Back before Christmas I was busy writing an editorial for the January edition of FFI’s peer-reviewed journal, Oryx, on gender and conservation. That article elicited an unexpected flurry of emails from others working in the conservation field with an interest in gender issues.
This response prompted me to write about the role of women in the management and sustainable use of biodiversity in a more anecdotal style. In particular, I wanted to reflect on some conversations I’ve had with FFI staff and partners over the past 12 months since the last International Women’s Day.
The story that comes most readily to mind is, perhaps inevitably, the most recent one. It started, as many such discussions do, with a colleague questioning whether it’s FFI’s “place to interfere with the culture” of the communities with which we work.
In this case, my colleague argued that, in his experience in Africa, men would laugh at any suggestion that women got involved in biodiversity monitoring or patrolling as it would mean that they would have to venture into the forest with men who weren’t their husbands.
Community forest monitoring in Tanzania. Credit: MCDI.
The conversation moved on to how – and indeed whether it is even necessary – to take into account the knowledge, skills, views and aspirations of women as well as men in the pursuit of conservation goals. This same colleague then recounted a tale from his latest visit to a site where FFI is working.
A community meeting to discuss plans to establish a community forest was just drawing to a close. It felt like it had been a successful meeting from the conservationists’ perspective in that ‘the community’ (i.e. the men in the room) had seemed interested in the possibility of having clearer rights over some of the forests around their villages.
However, as the meeting was being wrapped up, some women started to trickle into the room – returning perhaps from working in the fields, collecting water or firewood, cooking, cleaning, or looking after children, sick or elderly relatives.

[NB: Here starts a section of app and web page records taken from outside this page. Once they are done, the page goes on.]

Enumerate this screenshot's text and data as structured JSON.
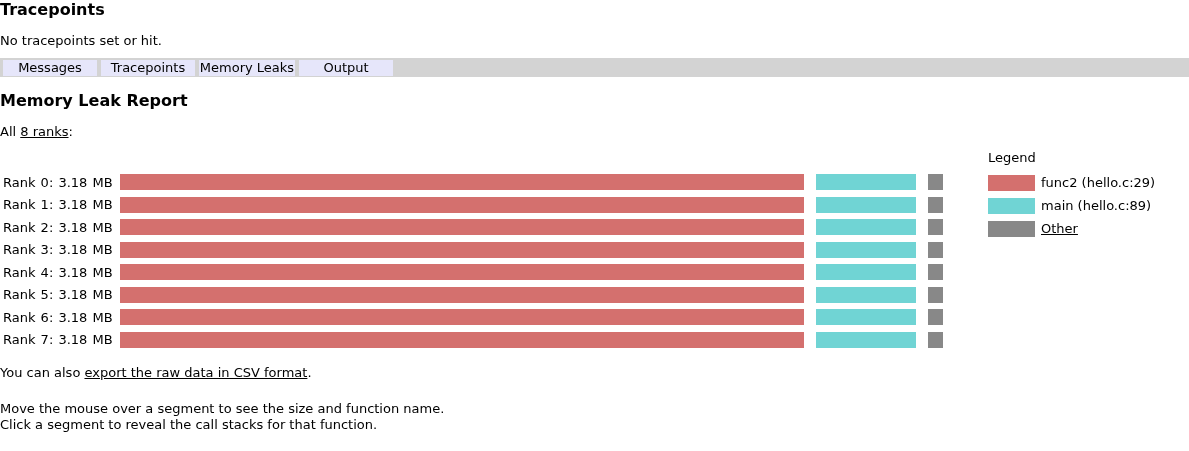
{
  "tracepoints": {
    "title": "Tracepoints",
    "message": "No tracepoints set or hit."
  },
  "tabs": [
    {
      "label": "Messages"
    },
    {
      "label": "Tracepoints"
    },
    {
      "label": "Memory Leaks"
    },
    {
      "label": "Output"
    }
  ],
  "report": {
    "title": "Memory Leak Report",
    "summary": {
      "before": "All ",
      "link": "8 ranks",
      "after": ":"
    },
    "rows": [
      {
        "label": "Rank 0: 3.18 MB"
      },
      {
        "label": "Rank 1: 3.18 MB"
      },
      {
        "label": "Rank 2: 3.18 MB"
      },
      {
        "label": "Rank 3: 3.18 MB"
      },
      {
        "label": "Rank 4: 3.18 MB"
      },
      {
        "label": "Rank 5: 3.18 MB"
      },
      {
        "label": "Rank 6: 3.18 MB"
      },
      {
        "label": "Rank 7: 3.18 MB"
      }
    ],
    "legend": {
      "title": "Legend",
      "items": [
        {
          "label": "func2 (hello.c:29)",
          "color": "#d4706e",
          "kind": "text"
        },
        {
          "label": "main (hello.c:89)",
          "color": "#70d4d4",
          "kind": "text"
        },
        {
          "label": "Other",
          "color": "#888888",
          "kind": "link"
        }
      ]
    },
    "export": {
      "before": "You can also ",
      "link": "export the raw data in CSV format",
      "after": "."
    },
    "notes": [
      "Move the mouse over a segment to see the size and function name.",
      "Click a segment to reveal the call stacks for that function."
    ]
  }
}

Women returning from collecting firewood in Liberia. Credit: Jeremy Holden/FFI.
Upon hearing about the community forest plans, they started shouting at the men, accusing them of being duped. They equated any talk of conservation with the restrictions imposed on access to natural resources within a nearby National Park. They berated the men for potentially agreeing to a proposal that they believed likely to negatively affect their ability to collect fuelwood, food, water, timber and other resources from the forest. Under this barrage of protest, the men immediately started to back-track on their agreement to consider the community forest proposal.

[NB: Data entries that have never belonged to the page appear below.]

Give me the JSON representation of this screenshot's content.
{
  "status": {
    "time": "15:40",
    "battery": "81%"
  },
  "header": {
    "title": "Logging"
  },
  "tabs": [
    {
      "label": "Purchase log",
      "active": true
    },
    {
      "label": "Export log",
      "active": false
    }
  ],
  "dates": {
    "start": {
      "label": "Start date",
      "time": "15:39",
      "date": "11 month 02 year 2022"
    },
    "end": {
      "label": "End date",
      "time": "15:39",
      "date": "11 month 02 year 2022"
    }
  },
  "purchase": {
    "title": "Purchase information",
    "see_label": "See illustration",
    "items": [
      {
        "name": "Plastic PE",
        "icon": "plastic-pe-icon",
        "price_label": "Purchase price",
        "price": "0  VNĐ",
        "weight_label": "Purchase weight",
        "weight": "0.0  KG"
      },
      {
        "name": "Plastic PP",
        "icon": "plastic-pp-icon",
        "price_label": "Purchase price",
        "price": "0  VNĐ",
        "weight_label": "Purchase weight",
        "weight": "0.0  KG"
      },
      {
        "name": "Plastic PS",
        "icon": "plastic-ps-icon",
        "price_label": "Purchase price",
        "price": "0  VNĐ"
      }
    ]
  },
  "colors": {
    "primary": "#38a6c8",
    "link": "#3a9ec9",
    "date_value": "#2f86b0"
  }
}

I particularly like this tale because it so clearly illustrates the importance of involving women, as well as men, in decisions over the use and conservation of natural resources. In fact, it raises many questions about whether such community meetings enable the perspectives of different people to be heard – the young and the elders, the better-off and the poorer, those more or less dependent on wild resources or on local agricultural production.
It also makes me smile – somewhat wryly I confess – because its narrator was a male conservationist who, immediately prior to telling the story, had questioned whether gender was an issue that he and his peers should engage with. I hope he too can smile when reflecting on what it tells us about ways of working.
While it makes a good story it is by no means a unique example. Working in a diverse range of ecosystems and regions around the world, I’ve come across similar scenarios.
In Asia for example, while supporting the design of socio-economic monitoring for Locally Managed Marine Areas (LMMA), it proved difficult to get male fisheries staff to appreciate the importance of understanding women’s roles in fisher families’ livelihoods as well as the more visible roles of men. Small steps such as ensuring gender-balanced field teams can make a big difference.
A member of Fauna & Flora International’s monitoring team in Aceh, Indonesia. Credit: Christel Scheske.
What gives me reason for a degree of optimism are other conversations I’ve had with local staff and partners, both male and female, who are more aware of why gender is important in conservation for both ethical and strategic reasons.
Similarly, the positive response received to my Oryx editorial showed that there are conservationists out there trying to ensure increased gender awareness and equity in their work, for the benefit of biological diversity, including the diversity of the species Homo sapiens.